A MAN suspected of being Umar Patek, most wanted of the al-Qa’ida-linked fugitives responsible for the 2002 Bali bombings, has been arrested in Pakistan.
Indonesian police are helping with the identification and have sent officers with fingerprints and family information to Pakistan.
“We are hopeful it is him,” national police chief of detectives Ito Sumardi said today. “He is our most wanted suspect.”
Patek, a senior member of the al-Qa’ida-linked terror network Jemaah Islamiah, was a senior figure in the October 12, 2002, Bali bombings conspiracy that killed 202 people, including 88 Australians.
General Sumardi said Pakistani security authorities contacted Indonesian police “a couple of days ago” with news of the suspect’s arrest and requesting help with identification.
“We don’t know exactly about his identity yet; it’s difficult to say because now he’s under arrest by the Pakistan government.”
Patek has been sought for a decade but never arrested by Indonesian and Phlippines police.
He was widely assumed to have spent most time since the bombings with the Abu Sayyaf terrorist group in the Sulu Islands of the southern Philippines.
However General Sumardi said today his officers suspected he had been in Indonesia when Dulmatin, another senior member of the Bali bombings conspiracy, was killed in a raid on March 9, 2010. The rare high-profile capture that could provide valuable intelligence about the organisation and possible future plots.
It is not clear if Pakistan stumbled on Patek or his capture was the result of a intelligence tip.
Details about what he was doing in Pakistan also remain murky, raising questions about whether he was there to plan an attack with al-Qa’ida’s top operational leaders as the 10-year anniversary of the September 11, 200l, attacks looms over the US.
Patek, 40, is well-known to intelligence agencies across the world. The US was offering a $US1 million reward for the arrest of the slight Patek – known as the “little Arab” – over the Bali attack.
The question of what to do with him could become a key indicator of how President Barack Obama will handle major terrorist suspects captured abroad. However, American officials declined to comment on the case.
Under former President George W Bush, he likely would have been moved into the CIA’s network of secret prisons. For instance, one of Patek’s accused co-conspirators in the Bali nightclub bombing, Hambali, spent years in the prison system and is now being held in Guantanamo Bay.

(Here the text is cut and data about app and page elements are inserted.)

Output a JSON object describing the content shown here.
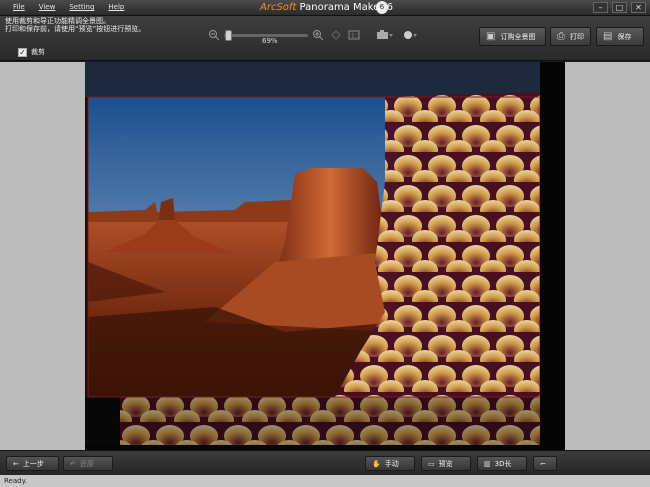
{
  "menu": [
    "File",
    "View",
    "Setting",
    "Help"
  ],
  "title": {
    "brand": "ArcSoft",
    "name": " Panorama Maker 6",
    "badge": "6"
  },
  "window_buttons": [
    "–",
    "□",
    "✕"
  ],
  "instructions": [
    "使用裁剪和导正功能精调全景图。",
    "打印和保存前，请使用“预览”按钮进行预览。"
  ],
  "crop": {
    "checked": "✓",
    "label": "裁剪"
  },
  "zoom": {
    "value_text": "69%",
    "value": 0.69
  },
  "toolbar_buttons": {
    "order": "订购全景图",
    "print": "打印",
    "save": "保存"
  },
  "bottom_buttons": {
    "back": "上一步",
    "undo": "还原",
    "hand": "手动",
    "preview": "预览",
    "view3d": "3D长"
  },
  "status": "Ready."
}
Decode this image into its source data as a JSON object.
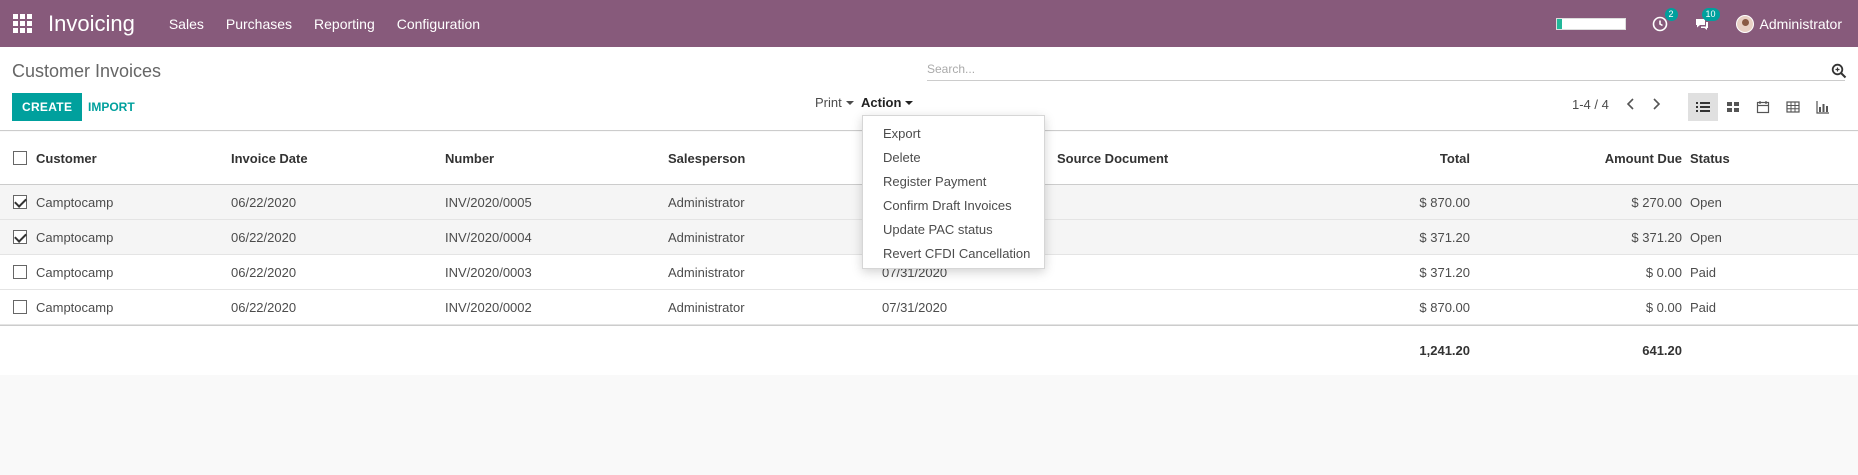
{
  "navbar": {
    "app_title": "Invoicing",
    "menu": [
      "Sales",
      "Purchases",
      "Reporting",
      "Configuration"
    ],
    "activity_badge": "2",
    "messages_badge": "10",
    "user_name": "Administrator",
    "icons": {
      "apps": "apps-grid-icon",
      "activity": "clock-icon",
      "messages": "chat-icon"
    },
    "accent_color": "#875A7B"
  },
  "control": {
    "breadcrumb": "Customer Invoices",
    "search_placeholder": "Search...",
    "create_label": "CREATE",
    "import_label": "IMPORT",
    "print_label": "Print",
    "action_label": "Action",
    "pager": "1-4 / 4",
    "views": [
      "list",
      "kanban",
      "calendar",
      "pivot",
      "graph"
    ],
    "active_view": "list",
    "primary_color": "#00A09D"
  },
  "action_menu": [
    "Export",
    "Delete",
    "Register Payment",
    "Confirm Draft Invoices",
    "Update PAC status",
    "Revert CFDI Cancellation"
  ],
  "table": {
    "columns": {
      "customer": "Customer",
      "invoice_date": "Invoice Date",
      "number": "Number",
      "salesperson": "Salesperson",
      "due_date": "",
      "source_document": "Source Document",
      "total": "Total",
      "amount_due": "Amount Due",
      "status": "Status"
    },
    "rows": [
      {
        "checked": true,
        "customer": "Camptocamp",
        "invoice_date": "06/22/2020",
        "number": "INV/2020/0005",
        "salesperson": "Administrator",
        "due_date": "",
        "source_document": "",
        "total": "$ 870.00",
        "amount_due": "$ 270.00",
        "status": "Open"
      },
      {
        "checked": true,
        "customer": "Camptocamp",
        "invoice_date": "06/22/2020",
        "number": "INV/2020/0004",
        "salesperson": "Administrator",
        "due_date": "",
        "source_document": "",
        "total": "$ 371.20",
        "amount_due": "$ 371.20",
        "status": "Open"
      },
      {
        "checked": false,
        "customer": "Camptocamp",
        "invoice_date": "06/22/2020",
        "number": "INV/2020/0003",
        "salesperson": "Administrator",
        "due_date": "07/31/2020",
        "source_document": "",
        "total": "$ 371.20",
        "amount_due": "$ 0.00",
        "status": "Paid"
      },
      {
        "checked": false,
        "customer": "Camptocamp",
        "invoice_date": "06/22/2020",
        "number": "INV/2020/0002",
        "salesperson": "Administrator",
        "due_date": "07/31/2020",
        "source_document": "",
        "total": "$ 870.00",
        "amount_due": "$ 0.00",
        "status": "Paid"
      }
    ],
    "footer": {
      "total": "1,241.20",
      "amount_due": "641.20"
    }
  }
}
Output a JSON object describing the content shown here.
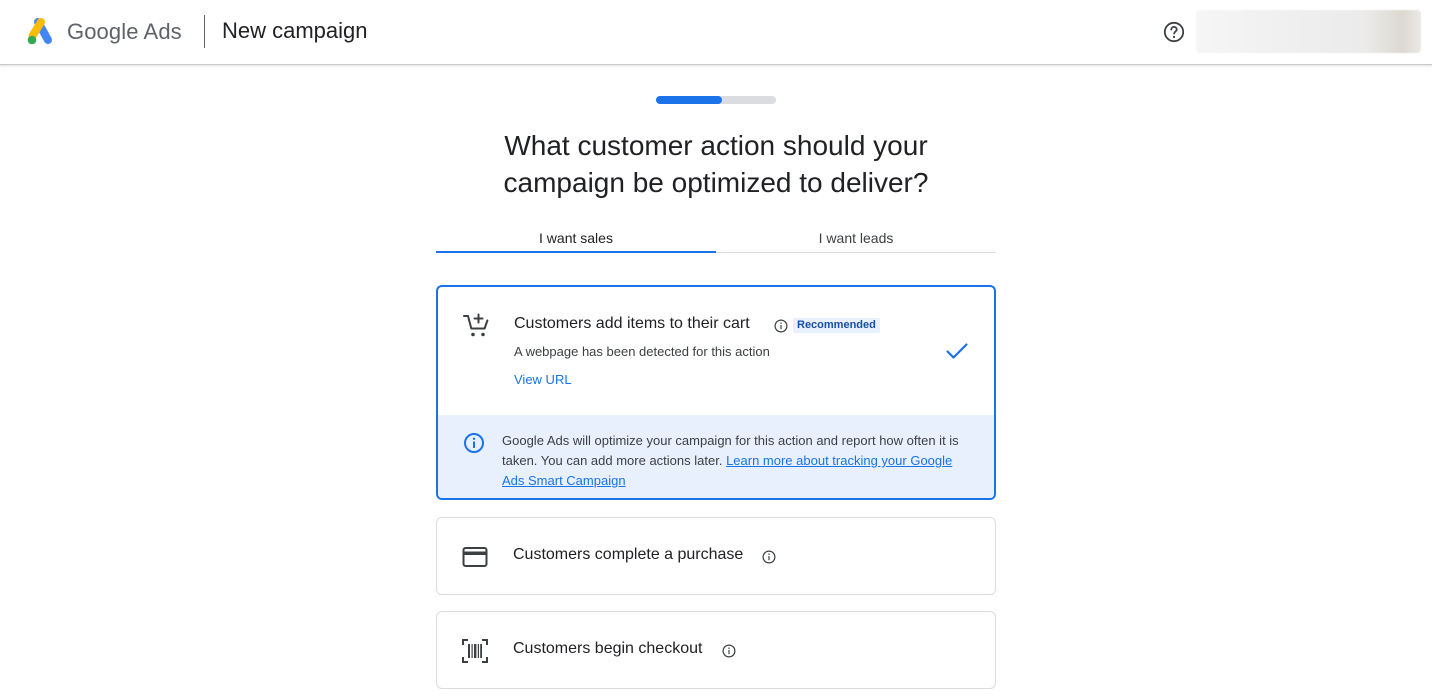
{
  "header": {
    "brand_google": "Google",
    "brand_ads": "Ads",
    "page_title": "New campaign"
  },
  "progress": {
    "fraction": 0.55
  },
  "question": {
    "line1": "What customer action should your",
    "line2": "campaign be optimized to deliver?"
  },
  "tabs": [
    {
      "label": "I want sales",
      "selected": true
    },
    {
      "label": "I want leads",
      "selected": false
    }
  ],
  "options": [
    {
      "title": "Customers add items to their cart",
      "badge": "Recommended",
      "description": "A webpage has been detected for this action",
      "link": "View URL",
      "selected": true,
      "icon": "add-shopping-cart-icon"
    },
    {
      "title": "Customers complete a purchase",
      "selected": false,
      "icon": "credit-card-icon"
    },
    {
      "title": "Customers begin checkout",
      "selected": false,
      "icon": "barcode-scanner-icon"
    }
  ],
  "info_panel": {
    "text": "Google Ads will optimize your campaign for this action and report how often it is taken. You can add more actions later.",
    "link": "Learn more about tracking your Google Ads Smart Campaign"
  },
  "colors": {
    "accent": "#1a73e8",
    "info_bg": "#e8f0fe",
    "badge_text": "#174ea6",
    "track": "#dadce0"
  }
}
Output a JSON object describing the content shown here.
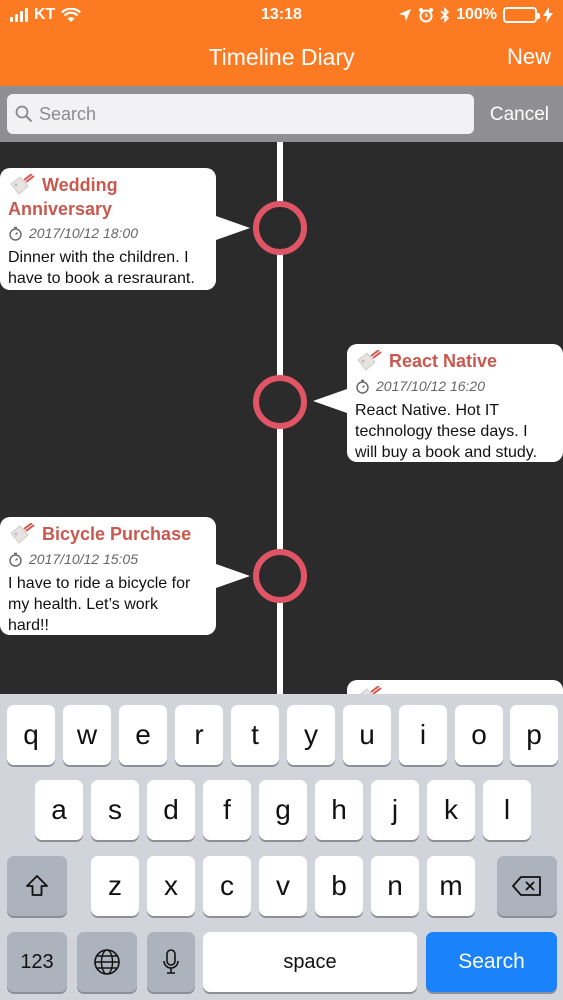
{
  "status": {
    "carrier": "KT",
    "time": "13:18",
    "battery": "100%",
    "battery_level": 1.0
  },
  "nav": {
    "title": "Timeline Diary",
    "new_label": "New"
  },
  "search": {
    "placeholder": "Search",
    "cancel_label": "Cancel"
  },
  "entries": [
    {
      "title_line1": "Wedding",
      "title_line2": "Anniversary",
      "date": "2017/10/12 18:00",
      "body_line1": "Dinner with the children. I",
      "body_line2": "have to book a resraurant.",
      "body_line3": ""
    },
    {
      "title_line1": "React Native",
      "date": "2017/10/12 16:20",
      "body_line1": "React Native. Hot IT",
      "body_line2": "technology these days. I",
      "body_line3": "will buy a book and study."
    },
    {
      "title_line1": "Bicycle Purchase",
      "date": "2017/10/12 15:05",
      "body_line1": "I have to ride a bicycle for",
      "body_line2": "my health. Let’s work",
      "body_line3": "hard!!"
    }
  ],
  "keyboard": {
    "row1": [
      "q",
      "w",
      "e",
      "r",
      "t",
      "y",
      "u",
      "i",
      "o",
      "p"
    ],
    "row2": [
      "a",
      "s",
      "d",
      "f",
      "g",
      "h",
      "j",
      "k",
      "l"
    ],
    "row3": [
      "z",
      "x",
      "c",
      "v",
      "b",
      "n",
      "m"
    ],
    "numbers_label": "123",
    "space_label": "space",
    "search_label": "Search"
  },
  "colors": {
    "accent": "#fb7a22",
    "node": "#e05566",
    "entry_title": "#c9584e",
    "search_key": "#1a82fb"
  }
}
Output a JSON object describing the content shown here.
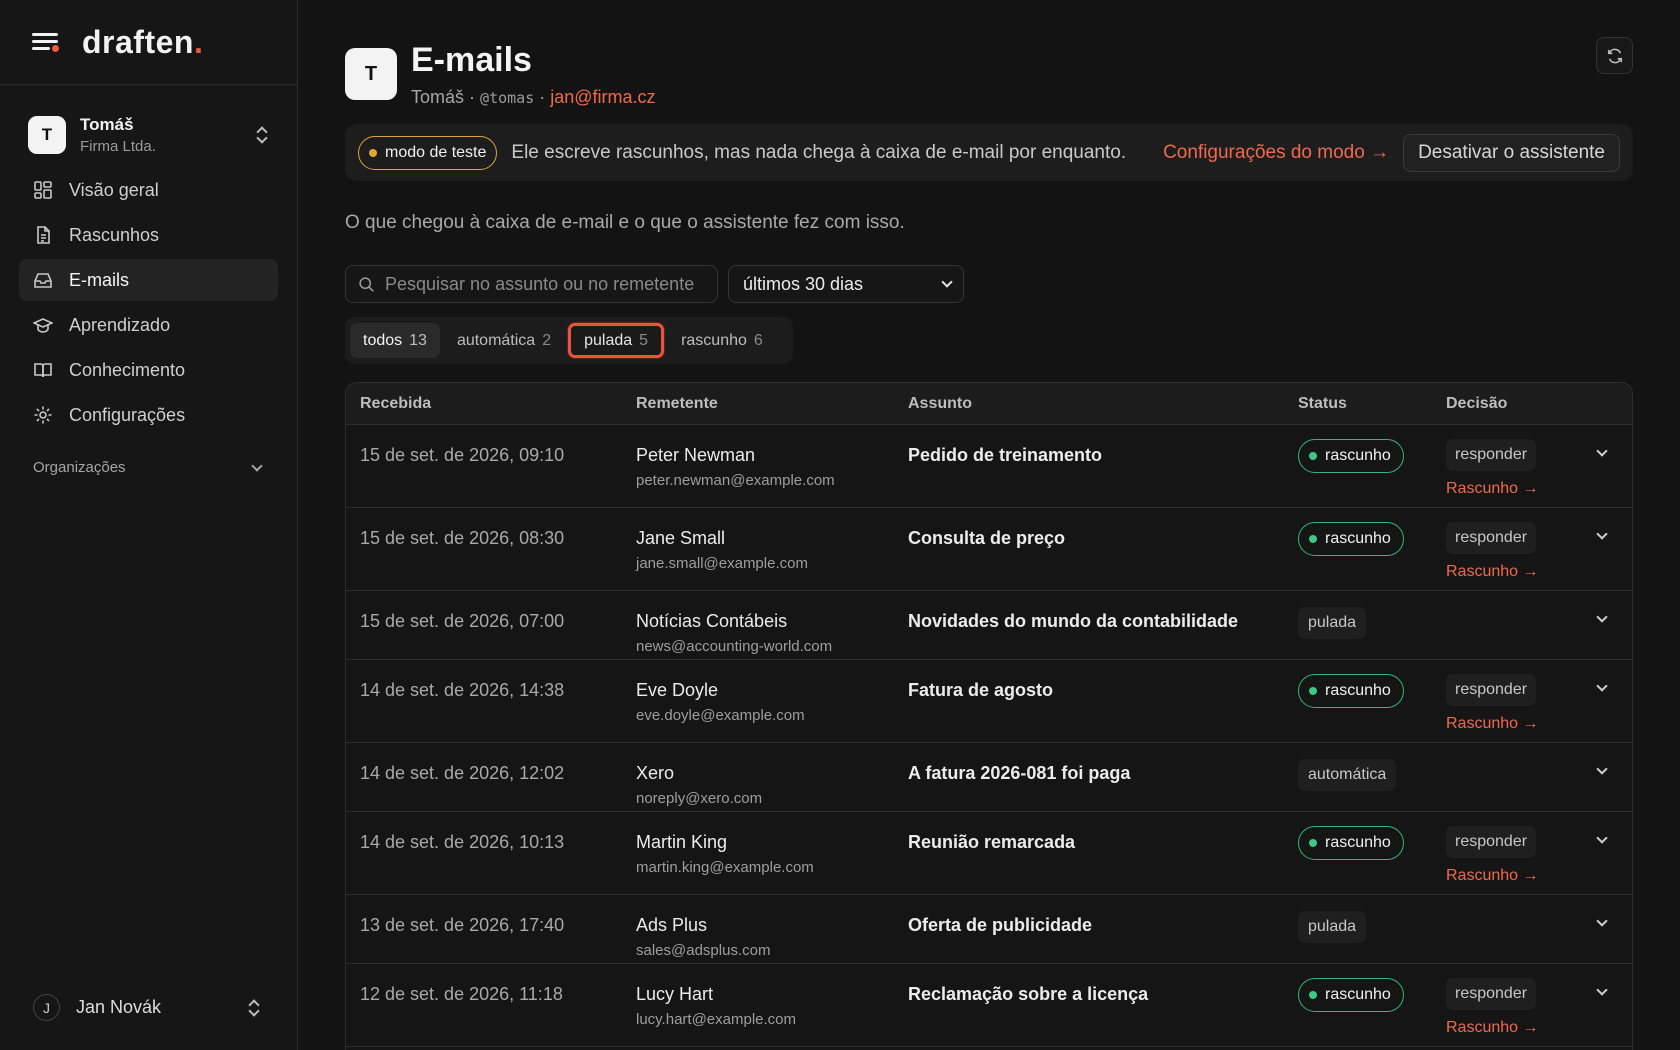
{
  "brand": {
    "name": "draften",
    "accent_char": "."
  },
  "workspace": {
    "initial": "T",
    "name": "Tomáš",
    "org": "Firma Ltda."
  },
  "nav": [
    {
      "label": "Visão geral",
      "icon": "grid-icon",
      "active": false
    },
    {
      "label": "Rascunhos",
      "icon": "document-icon",
      "active": false
    },
    {
      "label": "E-mails",
      "icon": "inbox-icon",
      "active": true
    },
    {
      "label": "Aprendizado",
      "icon": "graduation-cap-icon",
      "active": false
    },
    {
      "label": "Conhecimento",
      "icon": "book-icon",
      "active": false
    },
    {
      "label": "Configurações",
      "icon": "gear-icon",
      "active": false
    }
  ],
  "organizations_label": "Organizações",
  "user": {
    "initial": "J",
    "name": "Jan Novák"
  },
  "header": {
    "initial": "T",
    "title": "E-mails",
    "name": "Tomáš",
    "separator": "·",
    "handle": "@tomas",
    "email": "jan@firma.cz"
  },
  "banner": {
    "badge": "modo de teste",
    "text": "Ele escreve rascunhos, mas nada chega à caixa de e-mail por enquanto.",
    "link": "Configurações do modo →",
    "button": "Desativar o assistente"
  },
  "intro": "O que chegou à caixa de e-mail e o que o assistente fez com isso.",
  "search": {
    "placeholder": "Pesquisar no assunto ou no remetente",
    "value": ""
  },
  "period": {
    "selected": "últimos 30 dias"
  },
  "filters": [
    {
      "label": "todos",
      "count": "13"
    },
    {
      "label": "automática",
      "count": "2"
    },
    {
      "label": "pulada",
      "count": "5"
    },
    {
      "label": "rascunho",
      "count": "6"
    }
  ],
  "colors": {
    "accent": "#ef6a4c",
    "draft": "#38b27a",
    "test_mode": "#d9a441",
    "focus": "#e8553d"
  },
  "table": {
    "headers": [
      "Recebida",
      "Remetente",
      "Assunto",
      "Status",
      "Decisão"
    ],
    "rows": [
      {
        "date": "15 de set. de 2026, 09:10",
        "name": "Peter Newman",
        "email": "peter.newman@example.com",
        "subject": "Pedido de treinamento",
        "status": "rascunho",
        "decision": "responder",
        "link": "Rascunho →"
      },
      {
        "date": "15 de set. de 2026, 08:30",
        "name": "Jane Small",
        "email": "jane.small@example.com",
        "subject": "Consulta de preço",
        "status": "rascunho",
        "decision": "responder",
        "link": "Rascunho →"
      },
      {
        "date": "15 de set. de 2026, 07:00",
        "name": "Notícias Contábeis",
        "email": "news@accounting-world.com",
        "subject": "Novidades do mundo da contabilidade",
        "status": "pulada",
        "decision": "",
        "link": ""
      },
      {
        "date": "14 de set. de 2026, 14:38",
        "name": "Eve Doyle",
        "email": "eve.doyle@example.com",
        "subject": "Fatura de agosto",
        "status": "rascunho",
        "decision": "responder",
        "link": "Rascunho →"
      },
      {
        "date": "14 de set. de 2026, 12:02",
        "name": "Xero",
        "email": "noreply@xero.com",
        "subject": "A fatura 2026-081 foi paga",
        "status": "automática",
        "decision": "",
        "link": ""
      },
      {
        "date": "14 de set. de 2026, 10:13",
        "name": "Martin King",
        "email": "martin.king@example.com",
        "subject": "Reunião remarcada",
        "status": "rascunho",
        "decision": "responder",
        "link": "Rascunho →"
      },
      {
        "date": "13 de set. de 2026, 17:40",
        "name": "Ads Plus",
        "email": "sales@adsplus.com",
        "subject": "Oferta de publicidade",
        "status": "pulada",
        "decision": "",
        "link": ""
      },
      {
        "date": "12 de set. de 2026, 11:18",
        "name": "Lucy Hart",
        "email": "lucy.hart@example.com",
        "subject": "Reclamação sobre a licença",
        "status": "rascunho",
        "decision": "responder",
        "link": "Rascunho →"
      }
    ]
  }
}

But the CIA’s secret prisons are closed and Mr Obama is trying to empty Guantanamo, not add new inmates. Patek’s arrest in Pakistan is likely to raise questions over how such a high-profile terrorist can travel across international borders.
There are also likely to be competing interests among intelligence agencies as each jockeys for control over Patek.